Is a 16-byte GUID.
A column or local variable of uniqueidentifier data type can be initialized to a value in the following ways:
- By using the NEWID function.
- By converting from a string constant in the form xxxxxxxx-xxxx-xxxx-xxxx-xxxxxxxxxxxx, in which each x is a hexadecimal digit in the range 0-9 or a-f. For example, 6F9619FF-8B86-D011-B42D-00C04FC964FF is a valid uniqueidentifier value.
Comparison operators can be used with uniqueidentifier values. However, ordering is not implemented by comparing the bit patterns of the two values. The only operations that can be performed against a uniqueidentifier value are comparisons (=, <>, <, >, <=, >=) and checking for NULL (IS NULL and IS NOT NULL). No other arithmetic operators can be used. All column constraints and properties, except IDENTITY, can be used on the uniqueidentifier data type.
Merge replication and transactional replication with updating subscriptions use uniqueidentifier columns to guarantee that rows are uniquely identified across multiple copies of the table.
Converting uniqueidentifier Data

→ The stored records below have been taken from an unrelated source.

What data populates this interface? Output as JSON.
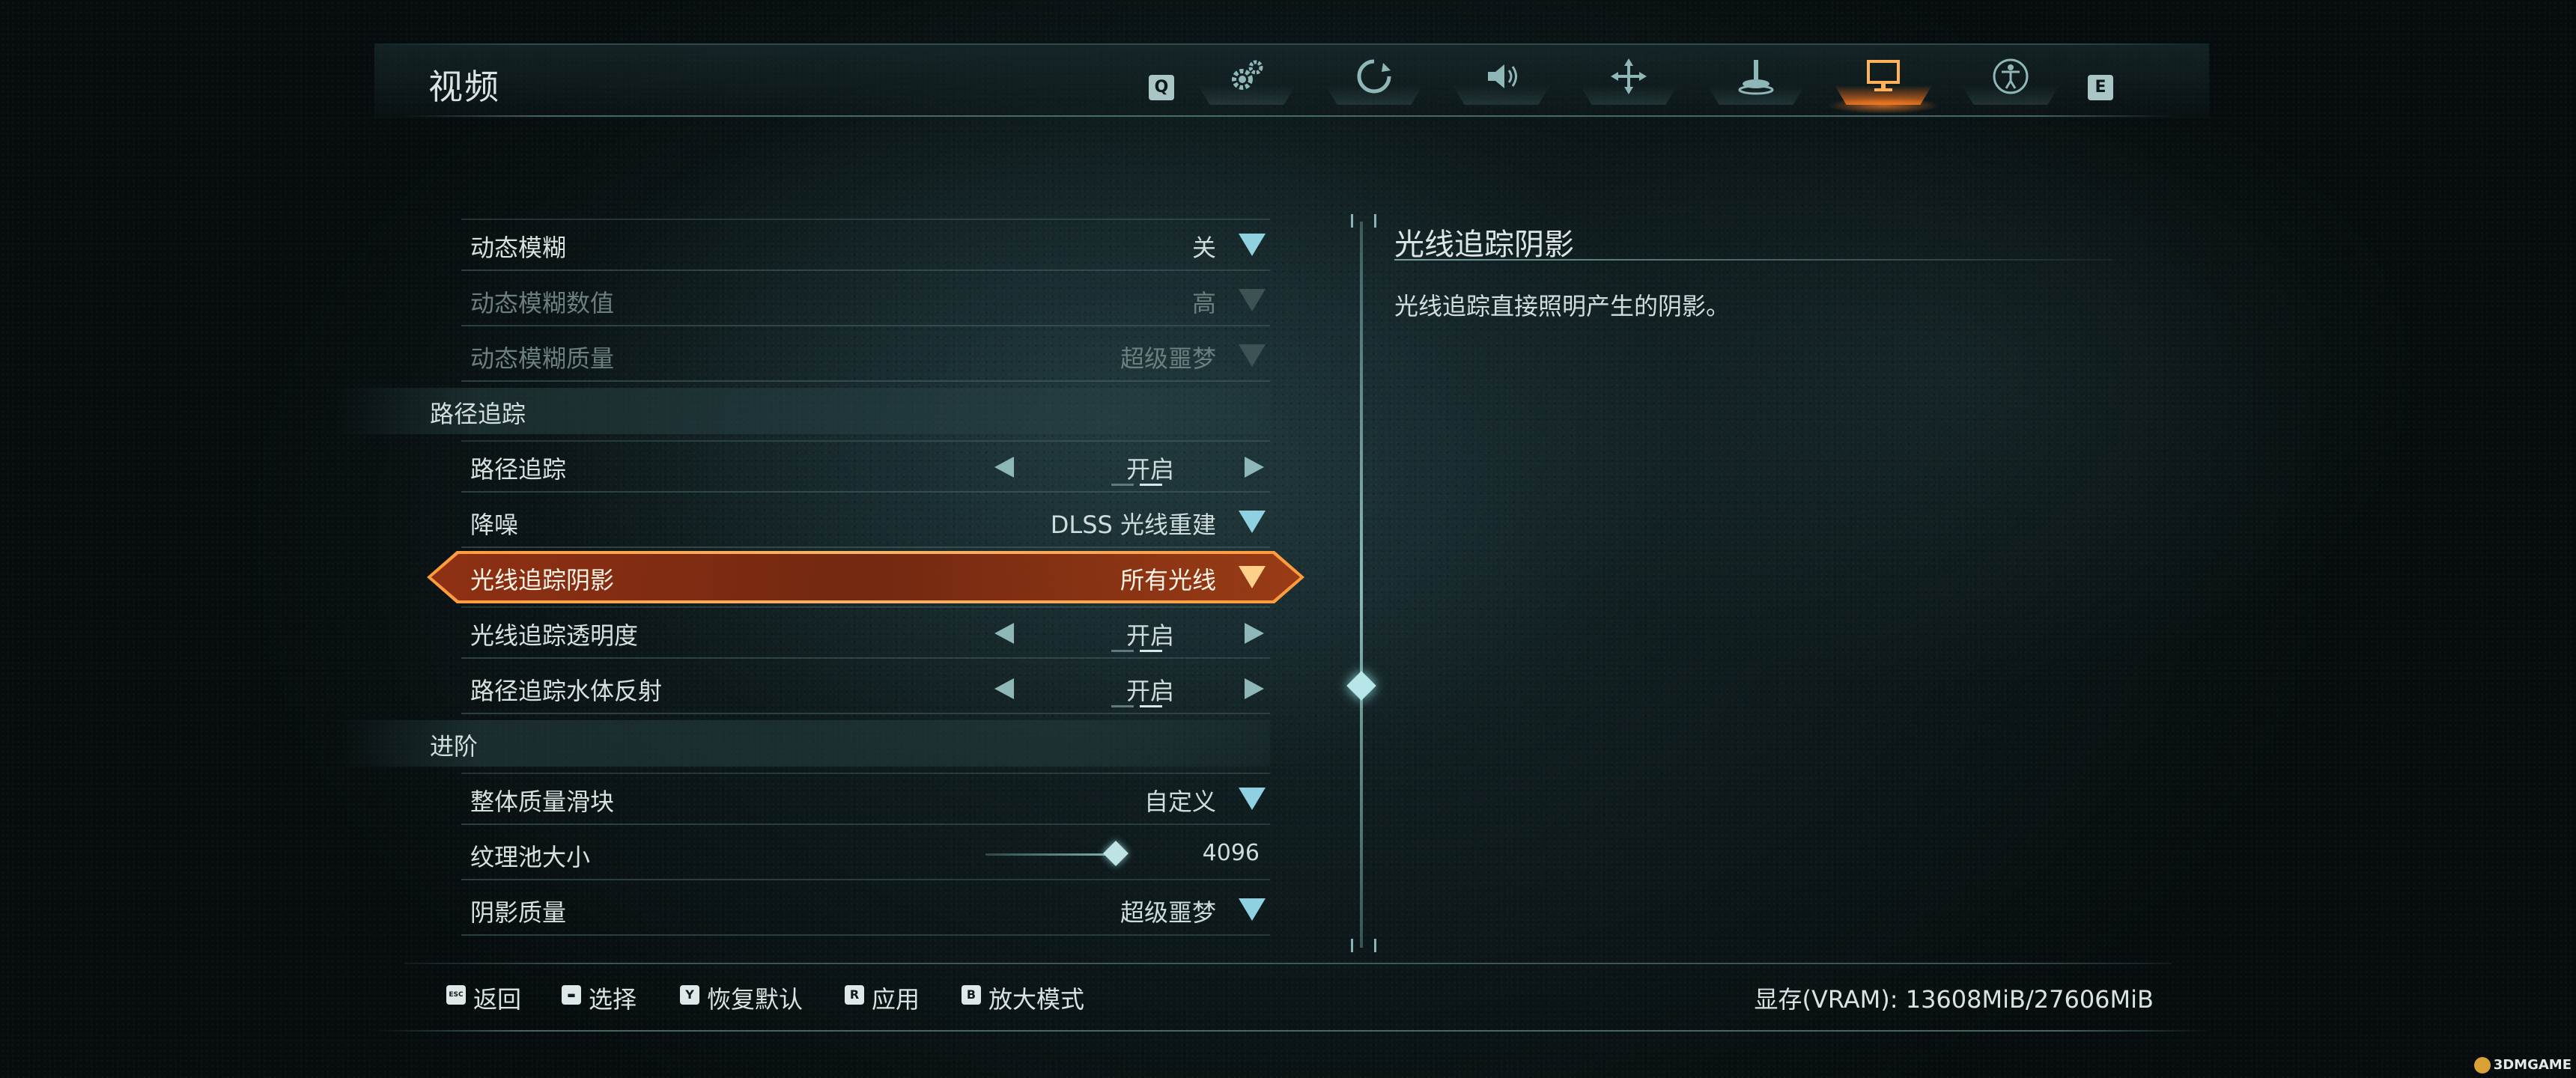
{
  "header": {
    "title": "视频",
    "prev_key": "Q",
    "next_key": "E",
    "tabs": [
      {
        "icon": "gear-icon",
        "active": false
      },
      {
        "icon": "camera-icon",
        "active": false
      },
      {
        "icon": "speaker-icon",
        "active": false
      },
      {
        "icon": "move-icon",
        "active": false
      },
      {
        "icon": "joystick-icon",
        "active": false
      },
      {
        "icon": "monitor-icon",
        "active": true
      },
      {
        "icon": "accessibility-icon",
        "active": false
      }
    ]
  },
  "settings": {
    "rows": [
      {
        "label": "动态模糊",
        "value": "关",
        "control": "dropdown",
        "disabled": false
      },
      {
        "label": "动态模糊数值",
        "value": "高",
        "control": "dropdown",
        "disabled": true
      },
      {
        "label": "动态模糊质量",
        "value": "超级噩梦",
        "control": "dropdown",
        "disabled": true
      },
      {
        "label": "路径追踪",
        "value": "开启",
        "control": "toggle",
        "disabled": false
      },
      {
        "label": "降噪",
        "value": "DLSS 光线重建",
        "control": "dropdown",
        "disabled": false
      },
      {
        "label": "光线追踪阴影",
        "value": "所有光线",
        "control": "dropdown",
        "disabled": false,
        "selected": true
      },
      {
        "label": "光线追踪透明度",
        "value": "开启",
        "control": "toggle",
        "disabled": false
      },
      {
        "label": "路径追踪水体反射",
        "value": "开启",
        "control": "toggle",
        "disabled": false
      },
      {
        "label": "整体质量滑块",
        "value": "自定义",
        "control": "dropdown",
        "disabled": false
      },
      {
        "label": "纹理池大小",
        "value": "4096",
        "control": "slider",
        "slider_fraction": 0.98,
        "disabled": false
      },
      {
        "label": "阴影质量",
        "value": "超级噩梦",
        "control": "dropdown",
        "disabled": false
      }
    ],
    "sections": {
      "path_tracing": "路径追踪",
      "advanced": "进阶"
    }
  },
  "description": {
    "title": "光线追踪阴影",
    "text": "光线追踪直接照明产生的阴影。"
  },
  "footer": {
    "actions": [
      {
        "key": "ESC",
        "label": "返回"
      },
      {
        "key": "▬",
        "label": "选择"
      },
      {
        "key": "Y",
        "label": "恢复默认"
      },
      {
        "key": "R",
        "label": "应用"
      },
      {
        "key": "B",
        "label": "放大模式"
      }
    ],
    "vram": "显存(VRAM): 13608MiB/27606MiB"
  },
  "watermark": "3DMGAME",
  "colors": {
    "accent_selected": "#ff9a3c",
    "accent_ui": "#8fd1e0",
    "background": "#0d181a"
  }
}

The uniqueidentifier type is considered a character type for the purposes of conversion from a character expression, and therefore is subject to the truncation rules for converting to a character type. That is, when character expressions are converted to a character data type of a different size, values that are too long for the new data type are truncated. See the Examples section.
Limitations and restrictions
These tools and features do not support the
uniqueidentifier data type:
- dwloader loading tool for Parallel Data Warehouse
The following example converts a
uniqueidentifier value to a
char data type.
DECLARE @myid uniqueidentifier = NEWID(); SELECT CONVERT(char(255), @myid) AS 'char';
The following example demonstrates the truncation of data when the value is too long for the data type being converted to. Because the uniqueidentifier type is limited to 36 characters, the characters that exceed that length are truncated.
DECLARE @ID nvarchar(max) = N'0E984725-C51C-4BF4-9960-E1C80E27ABA0wrong'; SELECT @ID, CONVERT(uniqueidentifier, @ID) AS TruncatedValue;
Here is the result set.
String TruncatedValue -------------------------------------------- ------------------------------------ 0E984725-C51C-4BF4-9960-E1C80E27ABA0wrong 0E984725-C51C-4BF4-9960-E1C80E27ABA0 (1 row(s) affected)
ALTER TABLE (Transact-SQL)
CAST and CONVERT (Transact-SQL)
CREATE TABLE (Transact-SQL)
Data Types (Transact-SQL)
DECLARE @local_variable (Transact-SQL)
SET @local_variable (Transact-SQL)
Updatable Subscriptions for Transactional Replication